# [AIM OF THE TASK]
Read through the listing below, and copy every line where the string "грамм" appears.

──────── SOURCE DATA

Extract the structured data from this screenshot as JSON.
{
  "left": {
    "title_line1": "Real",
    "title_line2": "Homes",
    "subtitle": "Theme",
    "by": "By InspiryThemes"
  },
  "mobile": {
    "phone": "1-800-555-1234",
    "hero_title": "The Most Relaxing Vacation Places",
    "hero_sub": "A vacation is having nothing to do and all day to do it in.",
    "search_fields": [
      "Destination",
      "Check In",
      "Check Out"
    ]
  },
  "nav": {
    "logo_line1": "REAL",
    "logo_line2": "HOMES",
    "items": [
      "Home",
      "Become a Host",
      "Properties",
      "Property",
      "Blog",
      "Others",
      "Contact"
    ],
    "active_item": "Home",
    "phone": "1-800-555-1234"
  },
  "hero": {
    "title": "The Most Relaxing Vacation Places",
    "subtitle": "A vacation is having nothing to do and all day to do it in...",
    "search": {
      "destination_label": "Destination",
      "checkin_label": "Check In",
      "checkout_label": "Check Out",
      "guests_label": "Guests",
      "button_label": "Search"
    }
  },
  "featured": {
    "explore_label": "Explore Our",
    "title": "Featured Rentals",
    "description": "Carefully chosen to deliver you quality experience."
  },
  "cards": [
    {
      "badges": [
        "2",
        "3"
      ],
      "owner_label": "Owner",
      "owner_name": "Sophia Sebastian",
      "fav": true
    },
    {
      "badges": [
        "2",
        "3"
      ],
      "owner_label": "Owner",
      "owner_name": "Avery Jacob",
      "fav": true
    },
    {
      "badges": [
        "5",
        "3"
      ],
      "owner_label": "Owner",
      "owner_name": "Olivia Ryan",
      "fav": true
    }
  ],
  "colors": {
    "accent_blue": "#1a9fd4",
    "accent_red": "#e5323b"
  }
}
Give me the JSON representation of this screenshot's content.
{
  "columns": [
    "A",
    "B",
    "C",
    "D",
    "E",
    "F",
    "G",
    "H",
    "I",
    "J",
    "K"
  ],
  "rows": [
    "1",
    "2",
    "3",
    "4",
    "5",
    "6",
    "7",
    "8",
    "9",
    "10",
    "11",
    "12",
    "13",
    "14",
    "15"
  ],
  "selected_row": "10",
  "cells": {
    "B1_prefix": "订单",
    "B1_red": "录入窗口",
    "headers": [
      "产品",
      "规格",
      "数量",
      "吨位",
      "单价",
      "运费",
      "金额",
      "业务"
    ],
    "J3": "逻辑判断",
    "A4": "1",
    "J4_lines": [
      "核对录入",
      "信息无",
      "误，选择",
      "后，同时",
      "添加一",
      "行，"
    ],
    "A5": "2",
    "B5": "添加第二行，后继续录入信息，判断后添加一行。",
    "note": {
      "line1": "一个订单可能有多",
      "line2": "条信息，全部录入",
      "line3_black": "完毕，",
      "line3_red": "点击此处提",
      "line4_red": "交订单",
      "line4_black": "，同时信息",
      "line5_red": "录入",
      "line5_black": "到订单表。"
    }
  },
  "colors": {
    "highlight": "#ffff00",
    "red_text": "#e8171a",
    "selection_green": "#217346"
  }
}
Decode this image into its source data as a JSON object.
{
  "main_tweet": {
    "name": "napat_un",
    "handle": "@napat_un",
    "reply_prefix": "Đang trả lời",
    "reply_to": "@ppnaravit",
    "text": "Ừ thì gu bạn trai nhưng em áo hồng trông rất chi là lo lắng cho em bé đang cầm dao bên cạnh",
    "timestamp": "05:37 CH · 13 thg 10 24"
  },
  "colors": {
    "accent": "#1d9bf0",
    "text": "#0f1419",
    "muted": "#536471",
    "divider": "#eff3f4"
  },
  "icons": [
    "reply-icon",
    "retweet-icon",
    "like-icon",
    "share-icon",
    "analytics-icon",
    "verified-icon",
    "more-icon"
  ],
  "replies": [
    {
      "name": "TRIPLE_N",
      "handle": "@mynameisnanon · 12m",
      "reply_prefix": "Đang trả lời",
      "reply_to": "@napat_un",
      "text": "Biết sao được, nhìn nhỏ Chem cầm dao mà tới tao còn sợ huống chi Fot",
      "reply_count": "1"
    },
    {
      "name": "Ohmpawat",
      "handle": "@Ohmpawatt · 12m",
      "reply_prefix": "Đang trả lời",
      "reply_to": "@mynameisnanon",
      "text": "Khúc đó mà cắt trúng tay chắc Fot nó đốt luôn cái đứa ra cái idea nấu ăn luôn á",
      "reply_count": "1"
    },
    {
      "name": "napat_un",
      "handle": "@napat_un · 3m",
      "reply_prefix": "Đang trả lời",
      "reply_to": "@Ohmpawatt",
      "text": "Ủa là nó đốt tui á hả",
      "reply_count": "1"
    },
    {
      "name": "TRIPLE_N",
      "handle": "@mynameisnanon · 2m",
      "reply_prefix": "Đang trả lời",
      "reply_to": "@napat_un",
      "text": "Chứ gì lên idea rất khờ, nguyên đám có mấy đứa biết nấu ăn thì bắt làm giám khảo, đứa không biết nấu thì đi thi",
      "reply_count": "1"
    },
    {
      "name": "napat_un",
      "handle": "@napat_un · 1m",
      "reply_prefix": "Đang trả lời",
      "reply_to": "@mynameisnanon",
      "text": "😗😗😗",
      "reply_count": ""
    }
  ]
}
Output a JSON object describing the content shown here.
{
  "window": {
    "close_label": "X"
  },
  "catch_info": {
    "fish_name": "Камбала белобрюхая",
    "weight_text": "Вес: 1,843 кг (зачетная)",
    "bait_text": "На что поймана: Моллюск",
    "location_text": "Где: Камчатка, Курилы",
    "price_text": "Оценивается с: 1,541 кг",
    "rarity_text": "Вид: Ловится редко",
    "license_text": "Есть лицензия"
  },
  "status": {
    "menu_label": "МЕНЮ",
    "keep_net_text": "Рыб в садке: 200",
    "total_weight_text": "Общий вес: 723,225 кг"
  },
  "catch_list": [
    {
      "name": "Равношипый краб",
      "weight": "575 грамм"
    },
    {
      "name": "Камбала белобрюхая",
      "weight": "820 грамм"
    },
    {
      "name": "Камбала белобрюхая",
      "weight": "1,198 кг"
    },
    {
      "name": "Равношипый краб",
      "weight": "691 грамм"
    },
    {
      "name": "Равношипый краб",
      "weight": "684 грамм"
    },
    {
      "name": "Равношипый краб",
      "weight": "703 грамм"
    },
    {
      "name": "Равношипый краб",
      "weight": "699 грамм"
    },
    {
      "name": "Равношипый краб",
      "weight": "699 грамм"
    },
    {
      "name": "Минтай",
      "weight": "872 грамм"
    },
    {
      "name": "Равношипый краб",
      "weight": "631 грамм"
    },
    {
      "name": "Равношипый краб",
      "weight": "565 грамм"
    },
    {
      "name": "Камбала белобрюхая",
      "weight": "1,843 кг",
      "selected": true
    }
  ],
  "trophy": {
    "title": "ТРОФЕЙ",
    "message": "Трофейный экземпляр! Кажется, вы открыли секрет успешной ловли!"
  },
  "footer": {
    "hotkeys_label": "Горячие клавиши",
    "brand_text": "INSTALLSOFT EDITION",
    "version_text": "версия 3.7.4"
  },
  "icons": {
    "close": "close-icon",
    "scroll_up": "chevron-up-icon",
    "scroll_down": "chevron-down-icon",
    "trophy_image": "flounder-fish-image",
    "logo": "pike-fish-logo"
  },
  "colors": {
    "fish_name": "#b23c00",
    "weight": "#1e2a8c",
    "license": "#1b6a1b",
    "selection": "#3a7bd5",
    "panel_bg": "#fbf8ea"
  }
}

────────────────

# [SOLVED PROBLEM]
      "weight": "575 грамм"
      "weight": "820 грамм"
      "weight": "691 грамм"
      "weight": "684 грамм"
      "weight": "703 грамм"
      "weight": "699 грамм"
      "weight": "699 грамм"
      "weight": "872 грамм"
      "weight": "631 грамм"
      "weight": "565 грамм"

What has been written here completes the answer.